(Component data from apps and pages)

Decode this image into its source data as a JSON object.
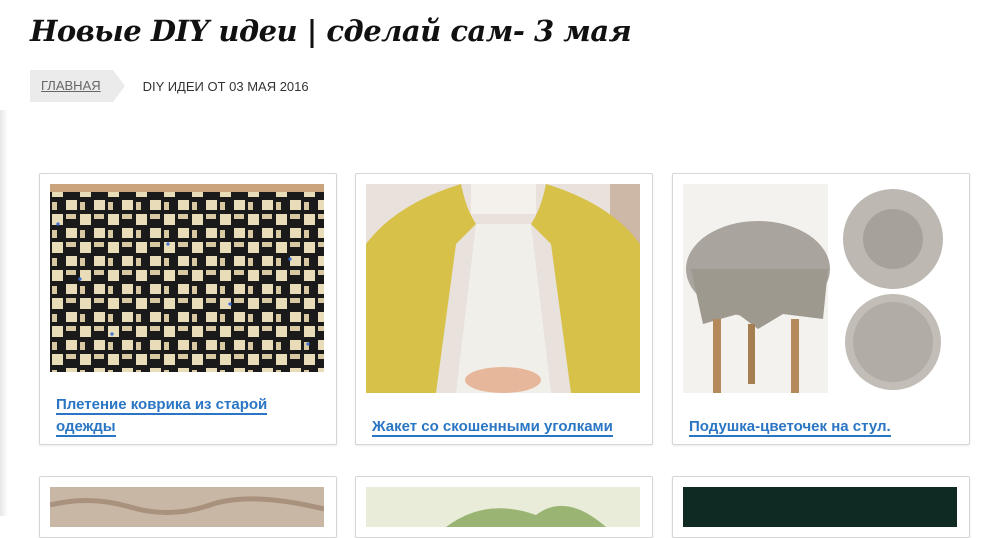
{
  "page": {
    "title": "Новые DIY идеи | сделай сам- 3 мая"
  },
  "breadcrumb": {
    "home_label": "ГЛАВНАЯ",
    "current_label": "DIY ИДЕИ ОТ 03 МАЯ 2016"
  },
  "cards": [
    {
      "title": "Плетение коврика из старой одежды"
    },
    {
      "title": "Жакет со скошенными уголками"
    },
    {
      "title": "Подушка-цветочек на стул."
    }
  ],
  "colors": {
    "link": "#2a76c4",
    "breadcrumb_bg": "#ebebeb",
    "card_border": "#d6d6d6"
  }
}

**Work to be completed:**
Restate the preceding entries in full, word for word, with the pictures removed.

**Response below:**
Decode this image into its source data as a JSON object.
{
  "page": {
    "title": "Новые DIY идеи | сделай сам- 3 мая"
  },
  "breadcrumb": {
    "home_label": "ГЛАВНАЯ",
    "current_label": "DIY ИДЕИ ОТ 03 МАЯ 2016"
  },
  "cards": [
    {
      "title": "Плетение коврика из старой одежды"
    },
    {
      "title": "Жакет со скошенными уголками"
    },
    {
      "title": "Подушка-цветочек на стул."
    }
  ],
  "colors": {
    "link": "#2a76c4",
    "breadcrumb_bg": "#ebebeb",
    "card_border": "#d6d6d6"
  }
}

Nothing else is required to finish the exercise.